U.S GDP Growth % 1965-2015
And this brings us to the grid: aiming investment at the grid would improve conditions for millions of people as well as address the needs of the private sector.
The average American endures 6+ hours of blackouts a year, which amounts to at least $150 billion for the public and private sector each year — about $500 for every man, woman, and child, – that is remarkably bad for a developed country. Power outages in the USA are mostly caused by the effect harsh weather on the aging grid. Heavy industry tends to be most affected by tiny outages, and this example from Saviva Research is painfully illustrative:
A robotic manufacturing facility owned by Toshiba experienced a 0.4-second outage, causing each robot to become asynchronous with the grid; thus short circuiting chips and circuits. Toshiba spent the next 3 months reprogramming each robot, leading to an estimated economic loss of $500m.
International Grid Reliability
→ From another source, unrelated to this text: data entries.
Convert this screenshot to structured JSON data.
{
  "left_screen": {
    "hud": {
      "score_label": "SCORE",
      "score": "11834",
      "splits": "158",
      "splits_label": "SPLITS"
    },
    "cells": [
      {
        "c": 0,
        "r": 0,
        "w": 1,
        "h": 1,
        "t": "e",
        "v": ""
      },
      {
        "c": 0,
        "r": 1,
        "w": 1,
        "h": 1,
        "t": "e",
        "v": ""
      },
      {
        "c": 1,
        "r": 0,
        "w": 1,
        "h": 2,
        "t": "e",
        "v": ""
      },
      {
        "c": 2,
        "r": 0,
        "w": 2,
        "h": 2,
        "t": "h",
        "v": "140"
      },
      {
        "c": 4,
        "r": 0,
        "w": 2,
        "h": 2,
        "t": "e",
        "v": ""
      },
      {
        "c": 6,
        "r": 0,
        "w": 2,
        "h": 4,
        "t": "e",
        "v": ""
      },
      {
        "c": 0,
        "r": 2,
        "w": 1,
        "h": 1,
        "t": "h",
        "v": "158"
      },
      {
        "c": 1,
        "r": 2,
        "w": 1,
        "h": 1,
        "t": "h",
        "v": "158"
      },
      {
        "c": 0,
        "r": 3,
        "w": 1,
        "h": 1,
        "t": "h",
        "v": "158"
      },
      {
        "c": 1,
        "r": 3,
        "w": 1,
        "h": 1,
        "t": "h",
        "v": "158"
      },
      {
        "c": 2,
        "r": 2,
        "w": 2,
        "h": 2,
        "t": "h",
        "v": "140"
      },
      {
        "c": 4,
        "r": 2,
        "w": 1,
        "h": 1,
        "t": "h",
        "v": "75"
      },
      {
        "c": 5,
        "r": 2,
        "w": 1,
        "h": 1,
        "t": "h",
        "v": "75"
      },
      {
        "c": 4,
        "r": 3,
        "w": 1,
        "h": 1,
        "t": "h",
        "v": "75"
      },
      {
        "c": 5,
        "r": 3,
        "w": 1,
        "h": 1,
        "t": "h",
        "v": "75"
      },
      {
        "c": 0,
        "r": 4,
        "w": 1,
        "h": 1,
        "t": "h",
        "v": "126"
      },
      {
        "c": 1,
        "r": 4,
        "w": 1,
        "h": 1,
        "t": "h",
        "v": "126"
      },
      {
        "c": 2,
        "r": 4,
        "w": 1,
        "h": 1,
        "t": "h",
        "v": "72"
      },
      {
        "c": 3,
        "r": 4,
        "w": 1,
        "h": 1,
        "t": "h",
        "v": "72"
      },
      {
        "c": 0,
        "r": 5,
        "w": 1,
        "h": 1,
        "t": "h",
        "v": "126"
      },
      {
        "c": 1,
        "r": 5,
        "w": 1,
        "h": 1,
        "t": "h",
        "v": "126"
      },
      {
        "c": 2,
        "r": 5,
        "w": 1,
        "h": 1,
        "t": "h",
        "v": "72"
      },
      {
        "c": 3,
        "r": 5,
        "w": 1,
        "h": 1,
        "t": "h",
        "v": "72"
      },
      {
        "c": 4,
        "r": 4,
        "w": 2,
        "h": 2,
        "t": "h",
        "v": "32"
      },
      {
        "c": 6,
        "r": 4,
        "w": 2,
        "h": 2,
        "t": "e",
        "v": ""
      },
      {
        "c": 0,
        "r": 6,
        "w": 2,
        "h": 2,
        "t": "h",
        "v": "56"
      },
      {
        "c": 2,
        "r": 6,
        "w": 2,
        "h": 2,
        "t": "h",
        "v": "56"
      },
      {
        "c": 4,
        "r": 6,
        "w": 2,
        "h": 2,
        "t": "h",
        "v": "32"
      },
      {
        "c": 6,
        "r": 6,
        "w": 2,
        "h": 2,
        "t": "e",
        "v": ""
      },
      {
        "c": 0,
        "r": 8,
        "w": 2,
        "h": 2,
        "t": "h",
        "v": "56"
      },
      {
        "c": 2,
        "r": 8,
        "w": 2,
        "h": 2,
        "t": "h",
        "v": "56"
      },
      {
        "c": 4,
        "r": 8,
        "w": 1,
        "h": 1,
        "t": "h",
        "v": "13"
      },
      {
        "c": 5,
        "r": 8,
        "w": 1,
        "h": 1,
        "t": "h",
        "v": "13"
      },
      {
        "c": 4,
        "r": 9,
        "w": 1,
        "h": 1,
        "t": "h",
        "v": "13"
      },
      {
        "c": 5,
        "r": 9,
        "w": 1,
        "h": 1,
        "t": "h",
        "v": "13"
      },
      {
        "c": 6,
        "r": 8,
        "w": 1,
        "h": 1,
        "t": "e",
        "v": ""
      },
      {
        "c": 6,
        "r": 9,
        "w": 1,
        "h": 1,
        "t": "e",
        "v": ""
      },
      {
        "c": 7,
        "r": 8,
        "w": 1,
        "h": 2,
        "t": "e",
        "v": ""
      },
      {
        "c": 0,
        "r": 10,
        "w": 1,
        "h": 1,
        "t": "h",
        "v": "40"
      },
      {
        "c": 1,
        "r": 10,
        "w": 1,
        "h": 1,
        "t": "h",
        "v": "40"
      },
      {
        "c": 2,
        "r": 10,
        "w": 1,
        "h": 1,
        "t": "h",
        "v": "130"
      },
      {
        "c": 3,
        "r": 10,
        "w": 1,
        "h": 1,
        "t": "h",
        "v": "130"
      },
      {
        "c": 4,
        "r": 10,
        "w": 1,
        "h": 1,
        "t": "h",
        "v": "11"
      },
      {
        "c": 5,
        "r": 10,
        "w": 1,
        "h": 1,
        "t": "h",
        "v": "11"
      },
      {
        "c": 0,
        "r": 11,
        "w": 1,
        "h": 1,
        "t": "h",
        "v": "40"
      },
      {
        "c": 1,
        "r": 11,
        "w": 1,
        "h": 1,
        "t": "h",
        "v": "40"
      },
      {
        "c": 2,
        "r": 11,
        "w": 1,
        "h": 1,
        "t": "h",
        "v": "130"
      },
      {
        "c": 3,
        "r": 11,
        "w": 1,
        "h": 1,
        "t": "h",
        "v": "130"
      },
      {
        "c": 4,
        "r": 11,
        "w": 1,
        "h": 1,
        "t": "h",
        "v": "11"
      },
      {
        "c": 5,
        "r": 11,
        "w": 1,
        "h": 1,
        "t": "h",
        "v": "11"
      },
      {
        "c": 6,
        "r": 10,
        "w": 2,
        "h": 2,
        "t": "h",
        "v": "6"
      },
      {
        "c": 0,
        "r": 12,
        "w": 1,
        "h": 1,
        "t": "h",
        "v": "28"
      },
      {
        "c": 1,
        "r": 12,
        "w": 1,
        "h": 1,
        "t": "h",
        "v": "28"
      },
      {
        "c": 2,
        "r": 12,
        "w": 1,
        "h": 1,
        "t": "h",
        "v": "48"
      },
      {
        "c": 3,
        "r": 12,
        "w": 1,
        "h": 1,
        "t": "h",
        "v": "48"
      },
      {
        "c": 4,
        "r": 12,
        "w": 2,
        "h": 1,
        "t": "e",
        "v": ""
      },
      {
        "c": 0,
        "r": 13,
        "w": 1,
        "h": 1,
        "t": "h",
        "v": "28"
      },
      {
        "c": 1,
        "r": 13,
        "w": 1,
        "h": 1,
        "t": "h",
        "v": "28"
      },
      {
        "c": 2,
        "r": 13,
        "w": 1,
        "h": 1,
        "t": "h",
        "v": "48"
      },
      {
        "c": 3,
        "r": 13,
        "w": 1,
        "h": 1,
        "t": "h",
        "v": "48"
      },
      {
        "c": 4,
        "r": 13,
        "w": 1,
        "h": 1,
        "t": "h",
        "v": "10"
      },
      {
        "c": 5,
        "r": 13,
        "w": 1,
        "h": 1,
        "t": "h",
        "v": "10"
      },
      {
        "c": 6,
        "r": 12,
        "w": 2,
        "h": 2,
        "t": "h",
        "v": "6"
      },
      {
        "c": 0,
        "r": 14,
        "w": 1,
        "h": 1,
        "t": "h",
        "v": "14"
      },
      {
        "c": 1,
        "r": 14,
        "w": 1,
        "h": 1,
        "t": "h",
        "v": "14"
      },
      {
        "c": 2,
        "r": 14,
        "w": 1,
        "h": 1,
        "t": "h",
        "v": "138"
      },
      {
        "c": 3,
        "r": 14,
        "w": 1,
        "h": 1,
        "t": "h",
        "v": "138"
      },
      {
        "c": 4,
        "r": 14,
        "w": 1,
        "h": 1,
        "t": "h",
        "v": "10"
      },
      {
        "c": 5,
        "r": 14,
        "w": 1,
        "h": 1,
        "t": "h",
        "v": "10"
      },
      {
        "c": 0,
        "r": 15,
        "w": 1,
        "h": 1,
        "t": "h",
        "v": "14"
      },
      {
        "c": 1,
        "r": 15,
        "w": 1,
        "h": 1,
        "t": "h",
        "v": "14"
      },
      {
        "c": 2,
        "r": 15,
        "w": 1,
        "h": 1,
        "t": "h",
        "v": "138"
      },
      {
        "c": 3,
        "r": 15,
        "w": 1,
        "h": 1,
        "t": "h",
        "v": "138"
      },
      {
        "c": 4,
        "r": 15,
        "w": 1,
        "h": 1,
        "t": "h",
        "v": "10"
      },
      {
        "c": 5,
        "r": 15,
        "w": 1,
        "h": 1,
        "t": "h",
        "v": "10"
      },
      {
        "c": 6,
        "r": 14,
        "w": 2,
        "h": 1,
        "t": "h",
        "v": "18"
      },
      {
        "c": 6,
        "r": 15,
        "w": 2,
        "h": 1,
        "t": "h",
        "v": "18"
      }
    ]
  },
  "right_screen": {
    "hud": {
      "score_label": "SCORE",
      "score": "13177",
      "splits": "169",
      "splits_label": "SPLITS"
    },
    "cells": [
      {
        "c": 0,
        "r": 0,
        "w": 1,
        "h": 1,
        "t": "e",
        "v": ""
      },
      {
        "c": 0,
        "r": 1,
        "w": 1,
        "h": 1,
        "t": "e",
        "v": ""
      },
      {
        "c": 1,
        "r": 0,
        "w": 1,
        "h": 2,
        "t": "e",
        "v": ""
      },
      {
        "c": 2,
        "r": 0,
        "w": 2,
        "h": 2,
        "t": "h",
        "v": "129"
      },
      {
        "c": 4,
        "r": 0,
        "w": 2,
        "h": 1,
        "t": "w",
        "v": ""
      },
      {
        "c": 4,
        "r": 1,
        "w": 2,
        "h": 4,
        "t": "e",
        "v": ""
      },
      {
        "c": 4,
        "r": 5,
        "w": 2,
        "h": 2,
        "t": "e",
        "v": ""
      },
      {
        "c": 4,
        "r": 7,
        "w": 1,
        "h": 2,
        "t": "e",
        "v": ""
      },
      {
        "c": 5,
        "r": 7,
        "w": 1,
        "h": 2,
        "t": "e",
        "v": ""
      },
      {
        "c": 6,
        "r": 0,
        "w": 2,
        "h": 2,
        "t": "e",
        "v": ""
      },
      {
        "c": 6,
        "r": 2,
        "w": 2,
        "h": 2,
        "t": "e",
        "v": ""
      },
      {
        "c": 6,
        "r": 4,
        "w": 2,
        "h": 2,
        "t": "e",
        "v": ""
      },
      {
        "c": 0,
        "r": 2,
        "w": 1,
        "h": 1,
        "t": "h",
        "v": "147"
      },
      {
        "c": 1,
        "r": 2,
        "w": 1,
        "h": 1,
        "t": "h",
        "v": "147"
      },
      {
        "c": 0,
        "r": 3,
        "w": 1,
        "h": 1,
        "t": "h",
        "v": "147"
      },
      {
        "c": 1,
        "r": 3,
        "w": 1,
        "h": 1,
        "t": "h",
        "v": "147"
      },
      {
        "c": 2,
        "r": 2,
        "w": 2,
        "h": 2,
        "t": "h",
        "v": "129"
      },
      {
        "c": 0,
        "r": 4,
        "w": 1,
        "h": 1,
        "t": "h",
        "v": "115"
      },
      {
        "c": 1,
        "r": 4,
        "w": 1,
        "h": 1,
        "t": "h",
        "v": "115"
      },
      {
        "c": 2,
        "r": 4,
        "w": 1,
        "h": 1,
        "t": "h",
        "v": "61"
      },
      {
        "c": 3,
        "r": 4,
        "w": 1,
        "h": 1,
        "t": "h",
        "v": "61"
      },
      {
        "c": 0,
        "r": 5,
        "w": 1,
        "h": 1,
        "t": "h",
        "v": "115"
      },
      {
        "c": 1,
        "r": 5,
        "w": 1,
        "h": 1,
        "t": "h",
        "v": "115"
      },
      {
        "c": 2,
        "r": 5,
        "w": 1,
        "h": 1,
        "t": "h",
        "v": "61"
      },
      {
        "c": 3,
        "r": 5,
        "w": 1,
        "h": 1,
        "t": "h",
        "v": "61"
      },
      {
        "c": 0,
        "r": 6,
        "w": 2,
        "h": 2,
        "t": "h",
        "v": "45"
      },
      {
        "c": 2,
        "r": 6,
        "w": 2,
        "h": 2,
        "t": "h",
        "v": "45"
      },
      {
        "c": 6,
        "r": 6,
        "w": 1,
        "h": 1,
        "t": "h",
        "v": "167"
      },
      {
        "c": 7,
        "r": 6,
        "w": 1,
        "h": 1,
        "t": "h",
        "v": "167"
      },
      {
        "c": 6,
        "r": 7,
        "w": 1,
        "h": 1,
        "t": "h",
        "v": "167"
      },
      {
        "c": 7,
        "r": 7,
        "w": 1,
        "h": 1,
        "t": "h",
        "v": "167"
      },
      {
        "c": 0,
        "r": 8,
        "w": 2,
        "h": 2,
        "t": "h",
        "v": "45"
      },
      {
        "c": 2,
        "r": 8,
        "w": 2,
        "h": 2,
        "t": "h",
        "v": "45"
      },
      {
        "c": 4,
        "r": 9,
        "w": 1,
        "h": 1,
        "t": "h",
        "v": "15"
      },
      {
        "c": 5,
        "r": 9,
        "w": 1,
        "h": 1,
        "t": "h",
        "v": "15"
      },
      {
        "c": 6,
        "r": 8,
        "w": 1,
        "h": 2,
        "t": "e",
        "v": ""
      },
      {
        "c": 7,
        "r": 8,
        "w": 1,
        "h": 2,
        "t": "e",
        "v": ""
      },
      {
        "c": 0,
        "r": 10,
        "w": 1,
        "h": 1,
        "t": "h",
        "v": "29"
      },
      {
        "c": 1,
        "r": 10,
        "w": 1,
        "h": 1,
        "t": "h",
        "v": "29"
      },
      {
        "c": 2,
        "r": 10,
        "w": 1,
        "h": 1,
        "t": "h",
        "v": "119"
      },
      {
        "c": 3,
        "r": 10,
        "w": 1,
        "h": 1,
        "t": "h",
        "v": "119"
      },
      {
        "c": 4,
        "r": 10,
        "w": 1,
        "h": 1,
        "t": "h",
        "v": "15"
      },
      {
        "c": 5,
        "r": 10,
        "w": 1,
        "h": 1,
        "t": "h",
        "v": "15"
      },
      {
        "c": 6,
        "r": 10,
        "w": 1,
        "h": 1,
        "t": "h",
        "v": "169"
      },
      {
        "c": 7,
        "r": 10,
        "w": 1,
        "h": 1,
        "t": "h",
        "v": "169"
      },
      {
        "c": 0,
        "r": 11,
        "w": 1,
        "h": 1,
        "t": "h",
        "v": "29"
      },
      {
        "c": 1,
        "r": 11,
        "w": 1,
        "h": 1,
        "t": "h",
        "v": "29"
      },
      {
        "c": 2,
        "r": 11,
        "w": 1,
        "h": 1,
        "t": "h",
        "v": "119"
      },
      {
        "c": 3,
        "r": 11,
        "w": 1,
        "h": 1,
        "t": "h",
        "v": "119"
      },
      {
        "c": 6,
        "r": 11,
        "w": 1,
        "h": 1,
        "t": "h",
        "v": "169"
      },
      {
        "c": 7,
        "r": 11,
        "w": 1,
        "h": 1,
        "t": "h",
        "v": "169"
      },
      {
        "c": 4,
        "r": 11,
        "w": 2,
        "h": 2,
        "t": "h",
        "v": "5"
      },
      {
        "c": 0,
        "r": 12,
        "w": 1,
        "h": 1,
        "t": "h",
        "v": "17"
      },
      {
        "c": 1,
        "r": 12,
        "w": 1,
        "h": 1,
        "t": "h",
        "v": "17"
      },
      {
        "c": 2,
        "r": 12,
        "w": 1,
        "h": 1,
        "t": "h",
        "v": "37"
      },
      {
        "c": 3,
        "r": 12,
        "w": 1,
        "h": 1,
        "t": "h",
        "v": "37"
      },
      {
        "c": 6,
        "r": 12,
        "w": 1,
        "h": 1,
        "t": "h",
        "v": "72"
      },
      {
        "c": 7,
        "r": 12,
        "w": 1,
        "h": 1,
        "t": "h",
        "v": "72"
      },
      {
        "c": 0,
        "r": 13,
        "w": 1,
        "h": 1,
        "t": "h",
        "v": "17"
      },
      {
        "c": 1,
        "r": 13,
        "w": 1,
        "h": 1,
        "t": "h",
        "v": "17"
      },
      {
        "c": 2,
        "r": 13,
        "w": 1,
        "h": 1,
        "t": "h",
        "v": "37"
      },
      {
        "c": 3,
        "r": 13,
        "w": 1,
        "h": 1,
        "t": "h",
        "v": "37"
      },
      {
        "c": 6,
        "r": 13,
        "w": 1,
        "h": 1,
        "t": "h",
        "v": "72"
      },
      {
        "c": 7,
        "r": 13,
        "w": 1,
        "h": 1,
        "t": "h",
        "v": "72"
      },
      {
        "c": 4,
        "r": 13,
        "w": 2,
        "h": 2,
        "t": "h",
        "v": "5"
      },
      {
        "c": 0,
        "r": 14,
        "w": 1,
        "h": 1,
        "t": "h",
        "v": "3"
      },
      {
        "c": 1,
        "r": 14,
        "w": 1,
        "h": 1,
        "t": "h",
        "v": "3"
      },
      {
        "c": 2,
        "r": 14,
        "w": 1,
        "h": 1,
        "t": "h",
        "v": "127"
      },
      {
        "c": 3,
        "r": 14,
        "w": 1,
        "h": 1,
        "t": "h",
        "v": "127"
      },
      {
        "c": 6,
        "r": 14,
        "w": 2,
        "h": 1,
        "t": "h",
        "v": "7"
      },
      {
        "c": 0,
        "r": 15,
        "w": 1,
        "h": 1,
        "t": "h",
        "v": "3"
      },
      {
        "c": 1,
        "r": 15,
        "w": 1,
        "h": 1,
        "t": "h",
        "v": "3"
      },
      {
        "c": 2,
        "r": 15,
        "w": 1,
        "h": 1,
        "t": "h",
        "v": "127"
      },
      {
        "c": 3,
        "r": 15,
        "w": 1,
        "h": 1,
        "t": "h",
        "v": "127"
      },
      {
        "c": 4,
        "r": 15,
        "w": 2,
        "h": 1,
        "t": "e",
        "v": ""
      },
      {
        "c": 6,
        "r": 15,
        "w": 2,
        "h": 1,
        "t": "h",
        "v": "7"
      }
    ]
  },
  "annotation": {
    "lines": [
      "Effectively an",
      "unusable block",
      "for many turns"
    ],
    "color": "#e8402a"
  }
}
In the U.S, investments in the power grid lag behind Europe. Across the pond, since 2000, the U.K., Italy, Spain, France and Germany have spent a combined $150.3 billion on energy-efficiency programs, compared with $96.7 billion for the U.S, according to data by Bloomberg New Energy Finance. Moreover, according to a 2015 report by energy consultancy, the Rocky Mountain Institute the, the U.S. needs about $2 trillion in grid upgrades by 2030.
The Smart Grid: A Strategic Economy-Enhancing Objective
Yet there is much that the government and the private sector should seek to unpack about consumer behavior, strategic implications, governance, and decision-making regarding the grid, before committing to such a massive investment. The incoming investments in the next decades offer a historically important opportunity to rethink how the whole system of power generation, transmission, and usage operates.
Here’s just one consideration: ownership. Future smart grids are likely to have multiple ownerships, which will most likely span across:
- The government: through publicly owned power and transmission lines;
- The private sector: independent wind farms developers and operators or utility-owned generators;
- Private citizens: owners of household-level battery backup systems or rooftop solar panels.
All it really means is that combining forces for a specific project makes it possible to focus each parties’ inherent assets in the way that best reduces their shared risks, and reduced risk means a lower cost of borrowing, and therefore: cheaper projects.
As J. Michael Barrett explains: If the federal or state government can reduce the investment risk of the project by providing seed capital, issuing tax-exempt bonds, and/or signing a power purchase agreement to buy energy for a guaranteed period of time, the private sector can then provide investment capital at more favorable rates because total project risk is reduced. When all the parties share the up-front construction costs (and risk), promote open access to usable land, and lock-in the commitment of long-term users.
Finally, the most plausible way forward is to invest in new technologies opposed to retrofitting them later, an educated, unideological clear-eyed strategic effort to make the most of these investments would ensure both improved operations improvements in resilience and adaptability across the board.
tl;dr: A functioning integrated electricity system is a basic public good, imperative to the wealth, safety, and wellbeing of any modern society. In the context of a rapidly evolving energy infrastructure landscape, taking a strategic stance during the development of the smart grid in the USA will determine how much value is captured and who will capture it.
Read more: here The Energy Infrastructure that the US Really Needs